LONDON, Jan 19 (Reuters) - British newspapers reported the following business stories on Sunday:
The Sunday Times
Vodafone and BSkyB have held high-level discussions to curb BT’s increasing grip on the broadband market.
Tesco weighed up a bid for baby products chain Mothercare six months ago as part of a wider effort to reinvigorate its British hypermarkets.
Blackstone and PAI Partners, owners of United Biscuits, have lined up investment bank JPMorgan to hunt for buyers for the business. American groups Mondelez, PepsiCo and Campbell’s are among those thought to have shown an interest, the newspaper said.
Pension fund manager Legal & General is planning to build five new towns across Britain in the next ten years at a cost of up to 5 billion pounds ($8.22 billion).
Britain’s biggest online takeaway service Just-Eat has hired JPMorgan and Goldman Sachs to look at a listing which could value the company as much as 800 million pounds. The listing could be launched in the first half of this year.
The Sunday Telegraph
The government is planning to accelerate the sale of the next tranche of shares in Lloyds Banking Group to as early as mid-February.
A second activist investor, Sandell Asset Management, has emerged as a shareholder in Morrisons. The supermarket group is already under pressure from another activist investor, hedge fund Elliot Associates, to sell off a large part of its property portfolio.
Legal & General’s chief executive has warned that the government’s Help to Buy mortgage support scheme could drive a price bubble which would make homes unaffordable for all except the most affluent.
British travel and insurance group Saga will invite its customers to become shareholders in a magazine article next week, kicking off the company’s potential 3 billion pound float.
Owners of the stalled Pinnacle skyscraper in London’s City financial district have opened discussions with about 12 potential new investors.

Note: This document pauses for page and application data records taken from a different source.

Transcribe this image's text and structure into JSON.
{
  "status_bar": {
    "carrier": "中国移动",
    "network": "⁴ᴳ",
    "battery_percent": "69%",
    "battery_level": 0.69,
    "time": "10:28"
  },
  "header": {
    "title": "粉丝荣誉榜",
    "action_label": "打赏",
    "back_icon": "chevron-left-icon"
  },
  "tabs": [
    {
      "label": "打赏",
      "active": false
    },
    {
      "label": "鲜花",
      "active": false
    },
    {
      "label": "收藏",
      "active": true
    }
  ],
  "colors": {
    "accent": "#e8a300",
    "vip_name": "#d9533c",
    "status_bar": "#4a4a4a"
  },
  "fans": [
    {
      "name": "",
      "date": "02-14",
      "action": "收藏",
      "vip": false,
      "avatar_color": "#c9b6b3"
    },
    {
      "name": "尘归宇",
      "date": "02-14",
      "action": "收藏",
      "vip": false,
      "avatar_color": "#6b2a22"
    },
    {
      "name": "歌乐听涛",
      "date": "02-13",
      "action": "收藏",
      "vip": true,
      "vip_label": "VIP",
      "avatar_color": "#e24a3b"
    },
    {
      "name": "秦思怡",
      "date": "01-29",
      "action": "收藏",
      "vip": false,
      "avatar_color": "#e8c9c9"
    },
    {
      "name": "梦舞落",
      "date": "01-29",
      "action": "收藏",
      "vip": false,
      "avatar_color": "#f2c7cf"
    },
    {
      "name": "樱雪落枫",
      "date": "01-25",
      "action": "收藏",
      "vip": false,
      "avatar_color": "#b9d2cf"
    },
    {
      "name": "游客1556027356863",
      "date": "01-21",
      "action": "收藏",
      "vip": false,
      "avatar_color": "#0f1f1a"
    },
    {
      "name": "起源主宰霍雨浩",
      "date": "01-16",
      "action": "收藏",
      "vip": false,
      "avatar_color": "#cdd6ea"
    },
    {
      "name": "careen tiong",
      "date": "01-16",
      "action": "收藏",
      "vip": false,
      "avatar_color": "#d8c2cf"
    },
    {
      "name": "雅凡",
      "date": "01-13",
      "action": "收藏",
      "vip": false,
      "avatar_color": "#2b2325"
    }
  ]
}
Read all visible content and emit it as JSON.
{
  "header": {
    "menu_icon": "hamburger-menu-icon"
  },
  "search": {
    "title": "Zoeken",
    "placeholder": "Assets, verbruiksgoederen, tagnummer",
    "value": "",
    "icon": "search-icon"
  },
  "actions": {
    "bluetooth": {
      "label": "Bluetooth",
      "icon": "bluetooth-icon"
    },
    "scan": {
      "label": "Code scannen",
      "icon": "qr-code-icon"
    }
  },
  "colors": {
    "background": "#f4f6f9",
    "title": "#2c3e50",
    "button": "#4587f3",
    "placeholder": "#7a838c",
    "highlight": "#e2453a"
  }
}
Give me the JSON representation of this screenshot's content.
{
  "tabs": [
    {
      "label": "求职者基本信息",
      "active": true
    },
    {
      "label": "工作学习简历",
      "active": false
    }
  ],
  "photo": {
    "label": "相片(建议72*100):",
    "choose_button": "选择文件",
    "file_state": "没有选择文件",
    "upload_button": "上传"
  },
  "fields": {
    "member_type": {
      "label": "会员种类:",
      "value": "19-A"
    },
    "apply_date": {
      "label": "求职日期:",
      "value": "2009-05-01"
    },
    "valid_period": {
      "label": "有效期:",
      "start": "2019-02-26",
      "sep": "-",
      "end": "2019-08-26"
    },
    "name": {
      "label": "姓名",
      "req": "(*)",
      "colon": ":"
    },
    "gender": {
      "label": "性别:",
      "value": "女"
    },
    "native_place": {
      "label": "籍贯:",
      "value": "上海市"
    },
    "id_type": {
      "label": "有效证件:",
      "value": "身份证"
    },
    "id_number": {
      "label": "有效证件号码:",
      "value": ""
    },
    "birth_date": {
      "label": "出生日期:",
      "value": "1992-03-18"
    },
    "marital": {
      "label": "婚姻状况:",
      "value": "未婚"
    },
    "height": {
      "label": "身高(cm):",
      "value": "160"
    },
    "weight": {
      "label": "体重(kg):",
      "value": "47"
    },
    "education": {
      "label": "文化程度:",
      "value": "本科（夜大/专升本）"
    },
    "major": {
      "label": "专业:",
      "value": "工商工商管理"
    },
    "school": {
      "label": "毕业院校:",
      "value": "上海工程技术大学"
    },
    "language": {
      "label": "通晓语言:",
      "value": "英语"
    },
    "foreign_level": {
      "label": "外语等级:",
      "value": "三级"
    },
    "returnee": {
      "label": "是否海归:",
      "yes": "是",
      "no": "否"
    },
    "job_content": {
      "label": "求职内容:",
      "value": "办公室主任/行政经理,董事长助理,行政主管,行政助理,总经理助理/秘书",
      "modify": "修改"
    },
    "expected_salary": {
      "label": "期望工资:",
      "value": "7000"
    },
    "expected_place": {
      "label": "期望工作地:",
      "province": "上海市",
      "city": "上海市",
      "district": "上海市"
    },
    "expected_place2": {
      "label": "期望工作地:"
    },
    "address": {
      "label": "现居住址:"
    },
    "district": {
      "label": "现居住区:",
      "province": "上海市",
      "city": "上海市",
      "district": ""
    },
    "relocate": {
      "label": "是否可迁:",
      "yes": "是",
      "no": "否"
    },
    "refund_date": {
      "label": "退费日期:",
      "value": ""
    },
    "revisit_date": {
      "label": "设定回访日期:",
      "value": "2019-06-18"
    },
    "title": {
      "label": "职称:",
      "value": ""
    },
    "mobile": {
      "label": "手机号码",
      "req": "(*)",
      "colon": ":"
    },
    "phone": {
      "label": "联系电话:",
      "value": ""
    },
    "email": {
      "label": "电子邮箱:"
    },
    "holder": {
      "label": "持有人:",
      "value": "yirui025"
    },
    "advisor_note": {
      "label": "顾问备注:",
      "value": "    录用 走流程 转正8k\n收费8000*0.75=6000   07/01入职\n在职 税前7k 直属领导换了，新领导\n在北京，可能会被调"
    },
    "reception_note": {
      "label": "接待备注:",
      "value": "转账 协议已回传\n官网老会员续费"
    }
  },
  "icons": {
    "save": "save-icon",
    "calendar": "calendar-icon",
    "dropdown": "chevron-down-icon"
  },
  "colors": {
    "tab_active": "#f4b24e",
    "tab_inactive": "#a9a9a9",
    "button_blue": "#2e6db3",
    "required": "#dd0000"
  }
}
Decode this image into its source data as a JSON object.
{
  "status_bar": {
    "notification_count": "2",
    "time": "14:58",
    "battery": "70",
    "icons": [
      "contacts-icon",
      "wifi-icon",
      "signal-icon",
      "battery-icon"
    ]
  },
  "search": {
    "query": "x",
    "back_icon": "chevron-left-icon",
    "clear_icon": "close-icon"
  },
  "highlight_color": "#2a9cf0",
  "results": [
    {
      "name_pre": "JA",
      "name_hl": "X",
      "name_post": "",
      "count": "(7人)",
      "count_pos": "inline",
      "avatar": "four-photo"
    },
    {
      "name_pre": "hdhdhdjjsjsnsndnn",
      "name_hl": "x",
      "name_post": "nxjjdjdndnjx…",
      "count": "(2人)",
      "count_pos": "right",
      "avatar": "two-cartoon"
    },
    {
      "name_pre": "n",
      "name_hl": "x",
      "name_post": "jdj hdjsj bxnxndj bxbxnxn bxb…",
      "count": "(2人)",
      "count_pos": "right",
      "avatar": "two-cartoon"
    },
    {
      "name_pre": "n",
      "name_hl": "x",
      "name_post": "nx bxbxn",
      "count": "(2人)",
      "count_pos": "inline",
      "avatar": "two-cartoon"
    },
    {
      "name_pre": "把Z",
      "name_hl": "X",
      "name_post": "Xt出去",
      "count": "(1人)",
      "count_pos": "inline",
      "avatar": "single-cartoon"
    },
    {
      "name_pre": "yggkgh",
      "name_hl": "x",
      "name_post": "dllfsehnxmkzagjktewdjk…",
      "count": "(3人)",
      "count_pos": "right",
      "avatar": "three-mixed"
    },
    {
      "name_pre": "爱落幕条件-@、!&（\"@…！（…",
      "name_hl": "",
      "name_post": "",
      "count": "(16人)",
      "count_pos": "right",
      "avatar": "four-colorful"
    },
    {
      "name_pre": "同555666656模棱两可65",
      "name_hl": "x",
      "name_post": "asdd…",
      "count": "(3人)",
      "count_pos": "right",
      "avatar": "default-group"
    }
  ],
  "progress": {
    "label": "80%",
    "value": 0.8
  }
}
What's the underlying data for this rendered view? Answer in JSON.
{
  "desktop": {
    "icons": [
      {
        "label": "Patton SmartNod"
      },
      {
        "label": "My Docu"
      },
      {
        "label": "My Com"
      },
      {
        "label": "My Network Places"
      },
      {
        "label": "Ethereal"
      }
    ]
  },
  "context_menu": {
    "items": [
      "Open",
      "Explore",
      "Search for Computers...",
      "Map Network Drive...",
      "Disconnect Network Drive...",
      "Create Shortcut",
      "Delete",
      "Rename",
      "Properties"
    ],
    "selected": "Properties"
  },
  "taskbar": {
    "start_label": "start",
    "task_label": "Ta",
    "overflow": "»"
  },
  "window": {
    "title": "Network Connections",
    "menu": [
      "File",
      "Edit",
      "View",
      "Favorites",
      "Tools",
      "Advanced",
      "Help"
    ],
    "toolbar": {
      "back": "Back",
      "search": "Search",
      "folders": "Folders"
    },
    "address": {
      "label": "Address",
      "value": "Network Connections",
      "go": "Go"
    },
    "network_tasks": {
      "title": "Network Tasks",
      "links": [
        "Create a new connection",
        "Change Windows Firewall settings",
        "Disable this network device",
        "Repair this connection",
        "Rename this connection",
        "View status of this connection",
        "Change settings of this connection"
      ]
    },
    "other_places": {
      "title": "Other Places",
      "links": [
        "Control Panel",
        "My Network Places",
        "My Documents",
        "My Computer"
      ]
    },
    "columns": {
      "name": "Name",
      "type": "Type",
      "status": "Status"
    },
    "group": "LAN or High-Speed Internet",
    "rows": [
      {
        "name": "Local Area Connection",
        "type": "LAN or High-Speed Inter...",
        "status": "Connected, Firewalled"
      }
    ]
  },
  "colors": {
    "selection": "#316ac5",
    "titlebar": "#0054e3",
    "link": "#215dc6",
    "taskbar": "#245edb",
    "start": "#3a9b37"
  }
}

The building is developed by Arab Investments, backed by Saudi Arabian wealth fund SEDCO and U.S. property investor Pramerica.
Financial Times Weekend
Sandell Asset Management, which is pressing for the break up of FirstGroup, said the bus and rail operator had to provide more detail on how it would engineer a turnaround after a weak trading update.